GOES-16 Visible (0.64 µm, left) and Infrared Window (10.3 µm, right) images [click to play MP4 animation]

GOES-16 Visible (0.64 µm, left) and Infrared Window (10.3 µm, right) images [click to play MP4 animation]

Due to the large size of the radius of Tropical Storm force winds, a Tropical Storm Watch was issued late in the day for the Outer Banks and adjacent inland areas of North Carolina (below).

NHC advisory

UPDATE: 12 hours later, much of the Tropical Storm Watch was upgraded to a Tropical Storm Warning.

The Eye of Maria north of Hispaniola

September 21st, 2017 |

GOES-16 data posted on this page are preliminary, non-operational and are undergoing testing

Hurricane Maria presented a very interesting eye structure during the course of the day on 21 September 2017, as shown in the mp4 animation above (also available as a YouTube video).  The animation shows 10.3 µm imagery every 2 minutes from 0849 UTC through 2122 UTC on 21 September 2017.

Pete Pokrandt, at the University of Wisconsin Atmospheric and Oceanic Sciences Department, created a similar animation using the 0.64 µm Visible channel on GOES-16.

30-second interval (using overlapping 1-minute interval Mesoscale Sector) GOES-16 Visible (0.64 µm) and Infrared Window (10.3 µm) images covering the 6-hour period from 1031-1631 UTC are shown below. During this time, Maria re-intensified to a Category 3 hurricane, with the eye centered just off the northeastern coast of the Dominican Republic.

GOES-16 Visible (0.64 µm, left) and Infrared Window (10.3 µm, right) images at 30-second intervals (Click to animate)

GOES-16 Visible (0.64 µm, left) and Infrared Window (10.3 µm, right) images at 30-second intervals (Click to animate)

For more information on Maria, visit the National Hurricane Center website.  The CIMSS Tropical Weather Website has information as well.

Puerto Rico after Maria

September 21st, 2017 |

Suomi NPP Day Night Band Visible (0.7 µm) Imagery, ~0600 UTC, 21 September 2017 (Click to enlarge)
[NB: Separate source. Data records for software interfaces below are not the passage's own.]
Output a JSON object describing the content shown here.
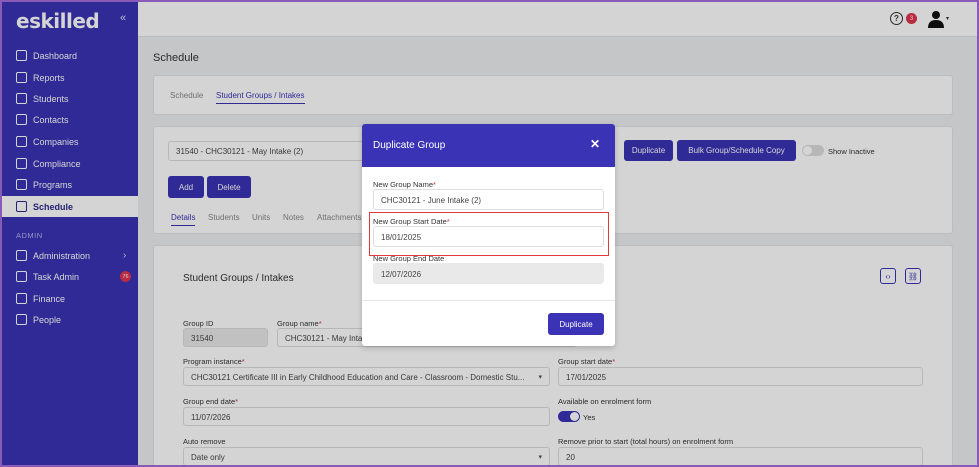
{
  "brand": {
    "logo_text": "eskilled",
    "accent": "#3a33b6",
    "badge_color": "#e0334d"
  },
  "sidebar": {
    "collapse_icon": "«",
    "items": [
      {
        "label": "Dashboard",
        "icon": "chart-line-icon"
      },
      {
        "label": "Reports",
        "icon": "report-icon"
      },
      {
        "label": "Students",
        "icon": "users-icon"
      },
      {
        "label": "Contacts",
        "icon": "contacts-icon"
      },
      {
        "label": "Companies",
        "icon": "building-icon"
      },
      {
        "label": "Compliance",
        "icon": "compliance-icon"
      },
      {
        "label": "Programs",
        "icon": "programs-icon"
      },
      {
        "label": "Schedule",
        "icon": "calendar-icon",
        "active": true
      }
    ],
    "admin_label": "ADMIN",
    "admin_items": [
      {
        "label": "Administration",
        "icon": "monitor-icon"
      },
      {
        "label": "Task Admin",
        "icon": "list-icon",
        "badge": "76"
      },
      {
        "label": "Finance",
        "icon": "coins-icon"
      },
      {
        "label": "People",
        "icon": "people-icon"
      }
    ]
  },
  "topbar": {
    "help_glyph": "?",
    "help_badge": "3",
    "user_caret": "▾"
  },
  "page": {
    "title": "Schedule",
    "tabs": [
      "Schedule",
      "Student Groups / Intakes"
    ],
    "group_select": "31540 - CHC30121 - May Intake (2)",
    "buttons": {
      "duplicate": "Duplicate",
      "bulk": "Bulk Group/Schedule Copy",
      "add": "Add",
      "delete": "Delete"
    },
    "show_inactive": "Show Inactive",
    "subtabs": [
      "Details",
      "Students",
      "Units",
      "Notes",
      "Attachments"
    ],
    "section_title": "Student Groups / Intakes",
    "form": {
      "group_id_label": "Group ID",
      "group_id_value": "31540",
      "group_name_label": "Group name",
      "group_name_value": "CHC30121 - May Intake",
      "program_instance_label": "Program instance",
      "program_instance_value": "CHC30121 Certificate III in Early Childhood Education and Care - Classroom - Domestic Stu...",
      "group_start_label": "Group start date",
      "group_start_value": "17/01/2025",
      "group_end_label": "Group end date",
      "group_end_value": "11/07/2026",
      "available_label": "Available on enrolment form",
      "available_value": "Yes",
      "auto_remove_label": "Auto remove",
      "auto_remove_value": "Date only",
      "remove_prior_label": "Remove prior to start (total hours) on enrolment form",
      "remove_prior_value": "20"
    }
  },
  "modal": {
    "title": "Duplicate Group",
    "close": "✕",
    "name_label": "New Group Name",
    "name_value": "CHC30121 - June Intake (2)",
    "start_label": "New Group Start Date",
    "start_value": "18/01/2025",
    "end_label": "New Group End Date",
    "end_value": "12/07/2026",
    "submit": "Duplicate",
    "required_mark": "*"
  }
}
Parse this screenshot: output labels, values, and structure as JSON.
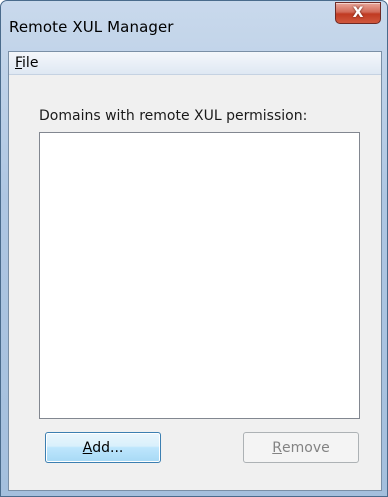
{
  "window": {
    "title": "Remote XUL Manager",
    "close_symbol": "X"
  },
  "menubar": {
    "file_mnemonic": "F",
    "file_rest": "ile"
  },
  "main": {
    "list_label": "Domains with remote XUL permission:",
    "domains": []
  },
  "buttons": {
    "add_mnemonic": "A",
    "add_rest": "dd...",
    "remove_mnemonic": "R",
    "remove_rest": "emove",
    "remove_enabled": false
  },
  "colors": {
    "close_button": "#c03a22",
    "title_gradient": "#aec6e2",
    "default_button_border": "#3c7fb1"
  }
}
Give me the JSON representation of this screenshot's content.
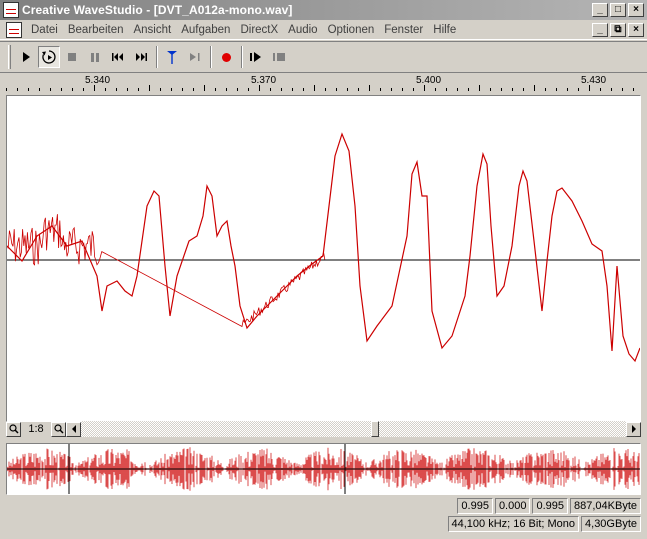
{
  "window": {
    "title": "Creative WaveStudio - [DVT_A012a-mono.wav]",
    "controls": [
      "_",
      "□",
      "×"
    ],
    "mdi_controls": [
      "_",
      "⧉",
      "×"
    ]
  },
  "menu": [
    "Datei",
    "Bearbeiten",
    "Ansicht",
    "Aufgaben",
    "DirectX",
    "Audio",
    "Optionen",
    "Fenster",
    "Hilfe"
  ],
  "toolbar": {
    "buttons": [
      "play",
      "play-loop",
      "stop",
      "pause",
      "skip-back",
      "skip-forward",
      "insert-marker",
      "play-to-end",
      "record",
      "play-selection",
      "stop-selection"
    ]
  },
  "ruler": {
    "labels": [
      "5.340",
      "5.370",
      "5.400",
      "5.430"
    ]
  },
  "waveform": {
    "color": "#cc0000",
    "centerline_color": "#000000"
  },
  "scroll": {
    "zoom_label": "1:8"
  },
  "status": {
    "row1": [
      "0.995",
      "0.000",
      "0.995",
      "887,04KByte"
    ],
    "row2": [
      "44,100 kHz; 16 Bit; Mono",
      "4,30GByte"
    ]
  }
}
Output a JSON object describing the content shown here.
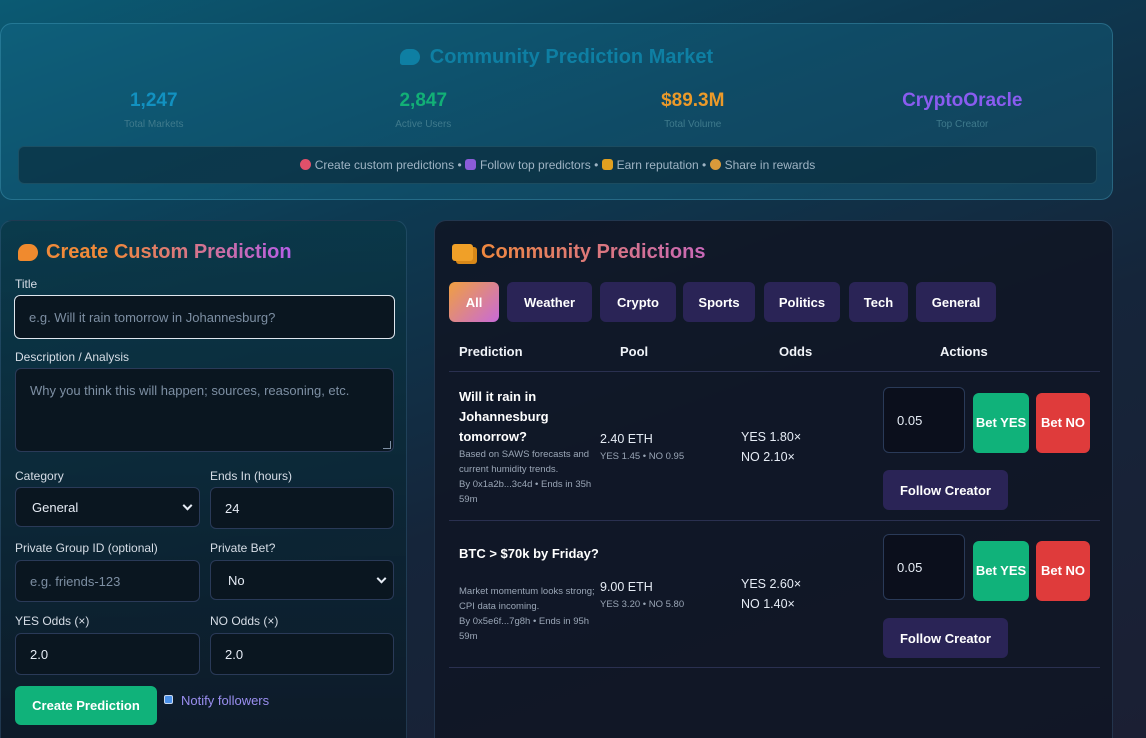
{
  "hero": {
    "title": "Community Prediction Market",
    "stats": [
      {
        "value": "1,247",
        "label": "Total Markets",
        "color": "#1291c0"
      },
      {
        "value": "2,847",
        "label": "Active Users",
        "color": "#12b076"
      },
      {
        "value": "$89.3M",
        "label": "Total Volume",
        "color": "#eb9a2a"
      },
      {
        "value": "CryptoOracle",
        "label": "Top Creator",
        "color": "#8a5cf0"
      }
    ],
    "features": [
      "Create custom predictions",
      "Follow top predictors",
      "Earn reputation",
      "Share in rewards"
    ],
    "separator": "•"
  },
  "create": {
    "title_a": "Create ",
    "title_b": "Custom Prediction",
    "title_label": "Title",
    "title_placeholder": "e.g. Will it rain tomorrow in Johannesburg?",
    "desc_label": "Description / Analysis",
    "desc_placeholder": "Why you think this will happen; sources, reasoning, etc.",
    "category_label": "Category",
    "category_value": "General",
    "ends_label": "Ends In (hours)",
    "ends_value": "24",
    "group_label": "Private Group ID (optional)",
    "group_placeholder": "e.g. friends-123",
    "private_label": "Private Bet?",
    "private_value": "No",
    "yes_label": "YES Odds (×)",
    "yes_value": "2.0",
    "no_label": "NO Odds (×)",
    "no_value": "2.0",
    "submit": "Create Prediction",
    "notify": "Notify followers"
  },
  "community": {
    "title": "Community Predictions",
    "filters": [
      "All",
      "Weather",
      "Crypto",
      "Sports",
      "Politics",
      "Tech",
      "General"
    ],
    "headers": {
      "prediction": "Prediction",
      "pool": "Pool",
      "odds": "Odds",
      "actions": "Actions"
    },
    "rows": [
      {
        "question": "Will it rain in Johannesburg tomorrow?",
        "desc": "Based on SAWS forecasts and current humidity trends.",
        "meta": "By 0x1a2b...3c4d • Ends in 35h 59m",
        "pool": "2.40 ETH",
        "pool_split": "YES 1.45 • NO 0.95",
        "odds_yes": "YES 1.80×",
        "odds_no": "NO 2.10×",
        "amount": "0.05"
      },
      {
        "question": "BTC > $70k by Friday?",
        "desc": "Market momentum looks strong; CPI data incoming.",
        "meta": "By 0x5e6f...7g8h • Ends in 95h 59m",
        "pool": "9.00 ETH",
        "pool_split": "YES 3.20 • NO 5.80",
        "odds_yes": "YES 2.60×",
        "odds_no": "NO 1.40×",
        "amount": "0.05"
      }
    ],
    "bet_yes": "Bet YES",
    "bet_no": "Bet NO",
    "follow": "Follow Creator"
  }
}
Suomi NPP Overflew Puerto Rico at ~0555 UTC on 21 September, and the Day Night Band Visible Imagery (0.7 µm), above (from Real Earth, direct link here), shows city lights from San Juan and Ponce on the northeast and southwest shores, respectively, shining through relatively thick clouds to the southeast of the eye of the storm.

Annotated Imagery from Suomi NPP (VIIRS Day Night Band Visible (0.7 µm) Imagery and Infrared (11.45 µm) courtesy of William Straka) are shown below.

Suomi NPP Day Night Band Visible (0.7 µm) Imagery, 0554 UTC on 21 September 2017 (Click to enlarge)

Suomi NPP VIIRS Infrared (11.45 µm) Imagery, 0554 UTC on 21 September 2017 (Click to enlarge)

Convective Development over the Upper Midwest

September 20th, 2017 |

GOES-16 Derived Convective Available Potential Energy (CAPE), 1702-2137 UTC on 20 September 2017 (Click to enlarge)

 

GOES-16 data posted on this page are preliminary, non-operational and are undergoing testing

GOES-16 Data are used to create many Baseline Products that can be used to monitor and anticipate weather.  The animation above shows the GOES-16 Convective Available Potential Energy (CAPE).  Values increased by about 50-75% in a corridor from southern Wisconsin southwestward to Missouri over the course of four hours as shown in the loop.  CAPE varies over Illinois, with a minimum extending from Chicago southwestward, with larger values to the east and to the west.  The CAPE developed in a region where the Storm Prediction Center had a slight risk of severe weather. A Mesoscale Discussion for the region was also issued. Hail up to two inches in diameter was reported in central Wisconsin.

Baseline Stability Products are Clear-Sky only products. (They are also available online here, albeit delayed.) Because they are Clear-Sky products, they are most useful for monitoring the pre-convective environment.

GOES-16 Visible (0.64 µm) Imagery, 1702-2137 UTC on 20 September 2017 (Click to enlarge)

Visible Imagery (0.64 µm) for the same period as the CAPE animation, above, shows the development of convection along a front moving into Wisconsin. Note also the lack of cumulus development in the CAPE minimum over Illinois.  The large CAPE values over southwestern Missouri were not tapped, as convection did not trigger there.

(Added: Click here to see a Band 13 “Clean Window” Infrared (10.3 µm) animation from GOES-16, from 2302 UTC on 20 September to 0652 UTC on 21 September.)